- Your updated CV
- A description of the event and/or a list of questions for a panel discussion
- Dissertation abstract (if you haven’t written any chapters yet)
In other words, ask yourself “Why am I reaching out to this person in this context?”
Once you’ve figured out the answer, make sure you include that rationale in your email. This is important in a lot of cases and can help to limit confusion on the part of the recipient of your email.
Did you want to ask a question after attending a talk by a professor you admire, but there wasn’t enough time? Are you interested in the work a faculty member is doing and feel they have something to contribute to your own work? Or did someone else see that connection and suggest you reach out?
Whatever the reason, make it clear in your email.
I can’t tell you the number of times someone has reached out to me to do something and hasn’t explained why I was selected. This has happened most often with requests to talk about things that I don’t know anything about, like African American burials in North America.
Although cold-emailing, like all networking, can be scary at first, it often pays off in the long run. Most people – and especially faculty members – don’t just blow off scholars who reach out to them with a genuine, well-meaning question or request. In most cases, they love talking about their work and would relish the opportunity to talk about it with you.
In rare cases, though, people do fail to respond. It’s okay to follow up with a gentle reminder that you’re waiting for a response. But if you never get one, don’t beat yourself up about it. There’s no way to know why that is – it’s best to just move on.
It’s not you, it’s probably them.

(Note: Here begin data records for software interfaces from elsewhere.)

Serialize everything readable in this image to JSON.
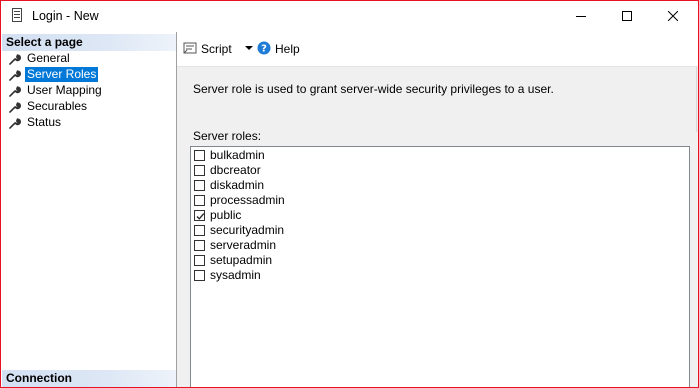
{
  "window": {
    "title": "Login - New",
    "accent_border": "#e81123"
  },
  "left_pane": {
    "select_header": "Select a page",
    "connection_header": "Connection",
    "items": [
      {
        "label": "General",
        "icon": "wrench-icon",
        "active": false
      },
      {
        "label": "Server Roles",
        "icon": "wrench-icon",
        "active": true
      },
      {
        "label": "User Mapping",
        "icon": "wrench-icon",
        "active": false
      },
      {
        "label": "Securables",
        "icon": "wrench-icon",
        "active": false
      },
      {
        "label": "Status",
        "icon": "wrench-icon",
        "active": false
      }
    ]
  },
  "toolbar": {
    "script_label": "Script",
    "help_label": "Help"
  },
  "main": {
    "description": "Server role is used to grant server-wide security privileges to a user.",
    "roles_label": "Server roles:",
    "roles": [
      {
        "name": "bulkadmin",
        "checked": false
      },
      {
        "name": "dbcreator",
        "checked": false
      },
      {
        "name": "diskadmin",
        "checked": false
      },
      {
        "name": "processadmin",
        "checked": false
      },
      {
        "name": "public",
        "checked": true
      },
      {
        "name": "securityadmin",
        "checked": false
      },
      {
        "name": "serveradmin",
        "checked": false
      },
      {
        "name": "setupadmin",
        "checked": false
      },
      {
        "name": "sysadmin",
        "checked": false
      }
    ]
  },
  "colors": {
    "selection": "#0078d7",
    "header_gradient": "#d3e0f2",
    "pane_background": "#f0f0f0",
    "help_icon": "#1e7bd6"
  }
}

(But if you’re on the receiving end of a cold email, don’t be a jerk. Even if you’re going to say no, do so in a timely fashion.)